(Records contained in a dataset)
■ ■ ■

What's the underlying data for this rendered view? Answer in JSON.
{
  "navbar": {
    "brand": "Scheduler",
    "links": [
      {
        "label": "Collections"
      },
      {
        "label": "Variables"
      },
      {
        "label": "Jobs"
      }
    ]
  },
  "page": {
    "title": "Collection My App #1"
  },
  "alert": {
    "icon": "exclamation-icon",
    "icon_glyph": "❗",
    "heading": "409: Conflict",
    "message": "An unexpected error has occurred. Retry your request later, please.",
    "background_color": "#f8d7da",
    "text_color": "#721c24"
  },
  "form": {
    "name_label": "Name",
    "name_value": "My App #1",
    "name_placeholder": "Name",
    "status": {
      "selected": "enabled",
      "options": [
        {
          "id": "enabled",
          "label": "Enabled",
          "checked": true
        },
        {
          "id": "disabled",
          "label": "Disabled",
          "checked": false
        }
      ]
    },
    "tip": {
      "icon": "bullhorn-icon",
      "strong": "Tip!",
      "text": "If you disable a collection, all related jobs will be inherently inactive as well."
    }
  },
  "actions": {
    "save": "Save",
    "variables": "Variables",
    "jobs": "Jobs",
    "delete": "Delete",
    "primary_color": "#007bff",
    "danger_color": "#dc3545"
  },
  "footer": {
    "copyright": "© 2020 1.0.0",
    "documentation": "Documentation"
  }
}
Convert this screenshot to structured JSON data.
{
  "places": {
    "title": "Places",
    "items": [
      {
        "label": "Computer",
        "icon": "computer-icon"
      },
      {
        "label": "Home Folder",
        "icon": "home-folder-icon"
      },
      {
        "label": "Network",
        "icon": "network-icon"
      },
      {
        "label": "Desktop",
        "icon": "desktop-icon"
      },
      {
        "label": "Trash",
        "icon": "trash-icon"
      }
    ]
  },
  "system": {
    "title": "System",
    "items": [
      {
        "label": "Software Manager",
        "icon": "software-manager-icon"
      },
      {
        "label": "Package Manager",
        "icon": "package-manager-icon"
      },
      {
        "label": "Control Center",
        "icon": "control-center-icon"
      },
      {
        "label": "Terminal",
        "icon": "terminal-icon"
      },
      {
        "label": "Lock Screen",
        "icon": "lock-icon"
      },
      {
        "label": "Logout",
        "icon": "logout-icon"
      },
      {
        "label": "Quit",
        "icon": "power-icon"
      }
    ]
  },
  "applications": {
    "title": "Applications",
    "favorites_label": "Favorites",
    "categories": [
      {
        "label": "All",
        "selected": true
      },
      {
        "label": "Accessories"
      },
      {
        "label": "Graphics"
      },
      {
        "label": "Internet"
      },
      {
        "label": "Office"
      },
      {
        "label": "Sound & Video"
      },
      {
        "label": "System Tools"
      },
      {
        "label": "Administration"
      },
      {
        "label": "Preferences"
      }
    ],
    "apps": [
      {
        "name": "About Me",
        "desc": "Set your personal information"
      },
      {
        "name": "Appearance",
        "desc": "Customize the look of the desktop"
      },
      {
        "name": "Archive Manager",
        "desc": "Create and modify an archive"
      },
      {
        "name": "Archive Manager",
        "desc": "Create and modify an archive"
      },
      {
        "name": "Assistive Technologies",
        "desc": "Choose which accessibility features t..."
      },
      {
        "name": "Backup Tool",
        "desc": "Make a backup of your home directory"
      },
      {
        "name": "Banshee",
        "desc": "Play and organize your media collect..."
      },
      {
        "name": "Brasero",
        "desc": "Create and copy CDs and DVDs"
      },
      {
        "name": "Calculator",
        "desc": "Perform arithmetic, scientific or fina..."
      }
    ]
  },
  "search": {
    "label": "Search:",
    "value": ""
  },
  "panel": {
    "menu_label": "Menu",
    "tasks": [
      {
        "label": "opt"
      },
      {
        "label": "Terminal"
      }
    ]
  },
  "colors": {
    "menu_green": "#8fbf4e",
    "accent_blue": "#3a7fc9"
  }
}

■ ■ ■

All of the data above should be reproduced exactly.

What's the underlying data for this rendered view? Answer in JSON.
{
  "navbar": {
    "brand": "Scheduler",
    "links": [
      {
        "label": "Collections"
      },
      {
        "label": "Variables"
      },
      {
        "label": "Jobs"
      }
    ]
  },
  "page": {
    "title": "Collection My App #1"
  },
  "alert": {
    "icon": "exclamation-icon",
    "icon_glyph": "❗",
    "heading": "409: Conflict",
    "message": "An unexpected error has occurred. Retry your request later, please.",
    "background_color": "#f8d7da",
    "text_color": "#721c24"
  },
  "form": {
    "name_label": "Name",
    "name_value": "My App #1",
    "name_placeholder": "Name",
    "status": {
      "selected": "enabled",
      "options": [
        {
          "id": "enabled",
          "label": "Enabled",
          "checked": true
        },
        {
          "id": "disabled",
          "label": "Disabled",
          "checked": false
        }
      ]
    },
    "tip": {
      "icon": "bullhorn-icon",
      "strong": "Tip!",
      "text": "If you disable a collection, all related jobs will be inherently inactive as well."
    }
  },
  "actions": {
    "save": "Save",
    "variables": "Variables",
    "jobs": "Jobs",
    "delete": "Delete",
    "primary_color": "#007bff",
    "danger_color": "#dc3545"
  },
  "footer": {
    "copyright": "© 2020 1.0.0",
    "documentation": "Documentation"
  }
}
Convert this screenshot to structured JSON data.
{
  "places": {
    "title": "Places",
    "items": [
      {
        "label": "Computer",
        "icon": "computer-icon"
      },
      {
        "label": "Home Folder",
        "icon": "home-folder-icon"
      },
      {
        "label": "Network",
        "icon": "network-icon"
      },
      {
        "label": "Desktop",
        "icon": "desktop-icon"
      },
      {
        "label": "Trash",
        "icon": "trash-icon"
      }
    ]
  },
  "system": {
    "title": "System",
    "items": [
      {
        "label": "Software Manager",
        "icon": "software-manager-icon"
      },
      {
        "label": "Package Manager",
        "icon": "package-manager-icon"
      },
      {
        "label": "Control Center",
        "icon": "control-center-icon"
      },
      {
        "label": "Terminal",
        "icon": "terminal-icon"
      },
      {
        "label": "Lock Screen",
        "icon": "lock-icon"
      },
      {
        "label": "Logout",
        "icon": "logout-icon"
      },
      {
        "label": "Quit",
        "icon": "power-icon"
      }
    ]
  },
  "applications": {
    "title": "Applications",
    "favorites_label": "Favorites",
    "categories": [
      {
        "label": "All",
        "selected": true
      },
      {
        "label": "Accessories"
      },
      {
        "label": "Graphics"
      },
      {
        "label": "Internet"
      },
      {
        "label": "Office"
      },
      {
        "label": "Sound & Video"
      },
      {
        "label": "System Tools"
      },
      {
        "label": "Administration"
      },
      {
        "label": "Preferences"
      }
    ],
    "apps": [
      {
        "name": "About Me",
        "desc": "Set your personal information"
      },
      {
        "name": "Appearance",
        "desc": "Customize the look of the desktop"
      },
      {
        "name": "Archive Manager",
        "desc": "Create and modify an archive"
      },
      {
        "name": "Archive Manager",
        "desc": "Create and modify an archive"
      },
      {
        "name": "Assistive Technologies",
        "desc": "Choose which accessibility features t..."
      },
      {
        "name": "Backup Tool",
        "desc": "Make a backup of your home directory"
      },
      {
        "name": "Banshee",
        "desc": "Play and organize your media collect..."
      },
      {
        "name": "Brasero",
        "desc": "Create and copy CDs and DVDs"
      },
      {
        "name": "Calculator",
        "desc": "Perform arithmetic, scientific or fina..."
      }
    ]
  },
  "search": {
    "label": "Search:",
    "value": ""
  },
  "panel": {
    "menu_label": "Menu",
    "tasks": [
      {
        "label": "opt"
      },
      {
        "label": "Terminal"
      }
    ]
  },
  "colors": {
    "menu_green": "#8fbf4e",
    "accent_blue": "#3a7fc9"
  }
}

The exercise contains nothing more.